Task item: Could you copy out all the lines in the material below where the word "Ctrl" occurs?

Available data:
#####

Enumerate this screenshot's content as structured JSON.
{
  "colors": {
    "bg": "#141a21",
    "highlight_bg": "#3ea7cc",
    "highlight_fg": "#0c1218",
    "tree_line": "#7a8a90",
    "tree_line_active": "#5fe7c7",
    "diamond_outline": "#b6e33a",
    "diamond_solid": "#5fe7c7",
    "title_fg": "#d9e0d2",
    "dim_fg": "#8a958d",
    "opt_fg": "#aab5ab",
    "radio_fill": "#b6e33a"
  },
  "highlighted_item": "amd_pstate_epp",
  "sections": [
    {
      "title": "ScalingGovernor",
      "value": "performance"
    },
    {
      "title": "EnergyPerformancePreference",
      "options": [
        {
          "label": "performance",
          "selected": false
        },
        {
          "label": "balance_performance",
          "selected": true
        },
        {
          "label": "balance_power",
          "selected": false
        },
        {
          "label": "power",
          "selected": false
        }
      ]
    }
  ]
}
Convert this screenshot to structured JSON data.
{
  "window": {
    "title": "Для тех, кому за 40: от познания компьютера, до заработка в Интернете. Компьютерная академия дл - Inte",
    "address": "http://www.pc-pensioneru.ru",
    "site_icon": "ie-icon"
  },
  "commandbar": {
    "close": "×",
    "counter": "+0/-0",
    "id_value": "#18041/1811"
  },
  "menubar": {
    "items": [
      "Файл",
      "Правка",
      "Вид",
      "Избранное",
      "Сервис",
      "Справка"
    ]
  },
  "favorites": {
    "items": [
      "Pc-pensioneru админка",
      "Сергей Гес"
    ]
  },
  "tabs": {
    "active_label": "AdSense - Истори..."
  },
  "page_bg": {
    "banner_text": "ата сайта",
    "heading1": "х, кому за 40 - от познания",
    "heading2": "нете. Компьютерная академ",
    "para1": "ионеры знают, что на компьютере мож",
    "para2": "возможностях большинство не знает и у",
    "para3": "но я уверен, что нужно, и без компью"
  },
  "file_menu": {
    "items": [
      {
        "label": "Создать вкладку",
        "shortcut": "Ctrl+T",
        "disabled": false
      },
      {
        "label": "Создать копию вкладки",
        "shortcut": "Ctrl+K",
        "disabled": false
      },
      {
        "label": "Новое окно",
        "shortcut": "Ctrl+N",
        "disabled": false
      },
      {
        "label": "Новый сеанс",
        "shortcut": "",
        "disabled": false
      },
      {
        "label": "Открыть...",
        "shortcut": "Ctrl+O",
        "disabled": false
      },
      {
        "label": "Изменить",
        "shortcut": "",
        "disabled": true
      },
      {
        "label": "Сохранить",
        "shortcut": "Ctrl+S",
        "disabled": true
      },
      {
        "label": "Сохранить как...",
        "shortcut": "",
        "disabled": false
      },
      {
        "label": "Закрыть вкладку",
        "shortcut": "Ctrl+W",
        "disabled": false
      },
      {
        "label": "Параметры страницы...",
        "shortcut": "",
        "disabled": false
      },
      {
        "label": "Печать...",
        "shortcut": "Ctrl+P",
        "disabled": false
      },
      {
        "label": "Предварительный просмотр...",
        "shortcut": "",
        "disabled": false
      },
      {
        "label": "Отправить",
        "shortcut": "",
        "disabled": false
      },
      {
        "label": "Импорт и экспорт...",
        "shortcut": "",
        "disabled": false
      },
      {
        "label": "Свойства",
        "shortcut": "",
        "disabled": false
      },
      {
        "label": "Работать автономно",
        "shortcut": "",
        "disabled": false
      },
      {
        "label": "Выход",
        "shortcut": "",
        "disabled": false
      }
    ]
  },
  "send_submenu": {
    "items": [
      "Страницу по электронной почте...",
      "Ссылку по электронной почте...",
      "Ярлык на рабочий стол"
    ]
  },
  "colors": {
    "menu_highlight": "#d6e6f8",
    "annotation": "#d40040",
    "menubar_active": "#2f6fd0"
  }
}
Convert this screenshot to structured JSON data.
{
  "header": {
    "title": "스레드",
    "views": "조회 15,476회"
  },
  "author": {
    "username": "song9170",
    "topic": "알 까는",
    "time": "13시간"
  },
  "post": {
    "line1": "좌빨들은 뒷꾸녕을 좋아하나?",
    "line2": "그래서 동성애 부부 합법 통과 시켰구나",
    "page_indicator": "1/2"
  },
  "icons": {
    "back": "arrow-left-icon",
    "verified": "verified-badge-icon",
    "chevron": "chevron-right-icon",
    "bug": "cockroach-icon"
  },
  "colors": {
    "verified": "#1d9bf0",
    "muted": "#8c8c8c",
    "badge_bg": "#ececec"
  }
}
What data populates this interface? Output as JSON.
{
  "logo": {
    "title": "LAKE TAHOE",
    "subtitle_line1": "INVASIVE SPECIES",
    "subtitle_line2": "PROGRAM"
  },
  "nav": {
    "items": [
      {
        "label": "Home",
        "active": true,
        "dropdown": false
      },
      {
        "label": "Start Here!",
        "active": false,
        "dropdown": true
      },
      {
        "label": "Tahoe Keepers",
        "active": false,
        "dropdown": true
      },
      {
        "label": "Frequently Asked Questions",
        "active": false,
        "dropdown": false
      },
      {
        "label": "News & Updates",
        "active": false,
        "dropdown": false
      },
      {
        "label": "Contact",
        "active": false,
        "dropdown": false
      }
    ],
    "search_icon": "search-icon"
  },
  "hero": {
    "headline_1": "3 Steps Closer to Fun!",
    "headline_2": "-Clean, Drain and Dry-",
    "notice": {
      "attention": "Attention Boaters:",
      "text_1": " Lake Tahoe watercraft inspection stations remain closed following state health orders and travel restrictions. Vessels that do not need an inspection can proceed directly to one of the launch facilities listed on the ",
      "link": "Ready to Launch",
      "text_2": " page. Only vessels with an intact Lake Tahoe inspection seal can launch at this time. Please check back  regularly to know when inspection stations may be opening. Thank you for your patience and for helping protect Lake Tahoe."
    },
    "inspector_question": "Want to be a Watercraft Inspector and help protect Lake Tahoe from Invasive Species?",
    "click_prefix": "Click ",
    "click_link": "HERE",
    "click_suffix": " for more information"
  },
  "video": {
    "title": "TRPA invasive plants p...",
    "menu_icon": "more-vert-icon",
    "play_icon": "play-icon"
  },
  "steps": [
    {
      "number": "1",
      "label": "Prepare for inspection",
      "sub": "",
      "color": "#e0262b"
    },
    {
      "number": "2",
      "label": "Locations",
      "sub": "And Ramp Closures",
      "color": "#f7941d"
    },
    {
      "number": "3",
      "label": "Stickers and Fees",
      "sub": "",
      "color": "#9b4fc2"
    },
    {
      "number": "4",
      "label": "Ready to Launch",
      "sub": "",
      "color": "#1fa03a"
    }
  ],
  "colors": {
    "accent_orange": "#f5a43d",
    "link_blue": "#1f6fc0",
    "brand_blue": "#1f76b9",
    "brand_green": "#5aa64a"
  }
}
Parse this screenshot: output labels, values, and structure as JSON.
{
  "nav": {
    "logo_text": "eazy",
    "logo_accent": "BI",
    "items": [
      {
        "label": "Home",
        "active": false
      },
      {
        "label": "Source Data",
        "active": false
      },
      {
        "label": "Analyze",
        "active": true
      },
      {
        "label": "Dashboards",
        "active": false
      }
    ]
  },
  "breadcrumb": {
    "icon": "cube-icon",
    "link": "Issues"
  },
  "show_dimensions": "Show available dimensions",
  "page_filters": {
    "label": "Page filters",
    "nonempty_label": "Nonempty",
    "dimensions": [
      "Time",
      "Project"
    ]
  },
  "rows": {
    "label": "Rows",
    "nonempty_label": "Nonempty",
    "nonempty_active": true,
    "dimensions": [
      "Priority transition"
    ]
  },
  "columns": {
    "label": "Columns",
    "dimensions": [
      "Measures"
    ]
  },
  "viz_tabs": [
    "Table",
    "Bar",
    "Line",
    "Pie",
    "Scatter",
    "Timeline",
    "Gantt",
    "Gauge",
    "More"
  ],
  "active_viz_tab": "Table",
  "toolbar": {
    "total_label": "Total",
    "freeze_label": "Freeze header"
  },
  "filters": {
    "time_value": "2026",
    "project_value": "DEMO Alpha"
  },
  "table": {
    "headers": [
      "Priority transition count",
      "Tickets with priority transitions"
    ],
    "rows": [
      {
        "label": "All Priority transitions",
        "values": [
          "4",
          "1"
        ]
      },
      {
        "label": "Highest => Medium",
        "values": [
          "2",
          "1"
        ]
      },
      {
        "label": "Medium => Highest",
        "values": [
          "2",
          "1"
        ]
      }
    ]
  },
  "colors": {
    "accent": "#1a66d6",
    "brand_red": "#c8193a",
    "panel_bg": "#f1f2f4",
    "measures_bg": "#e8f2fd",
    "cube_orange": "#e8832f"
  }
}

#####

Expected output:
        "shortcut": "Ctrl+T",
        "shortcut": "Ctrl+K",
        "shortcut": "Ctrl+N",
        "shortcut": "Ctrl+O",
        "shortcut": "Ctrl+S",
        "shortcut": "Ctrl+W",
        "shortcut": "Ctrl+P",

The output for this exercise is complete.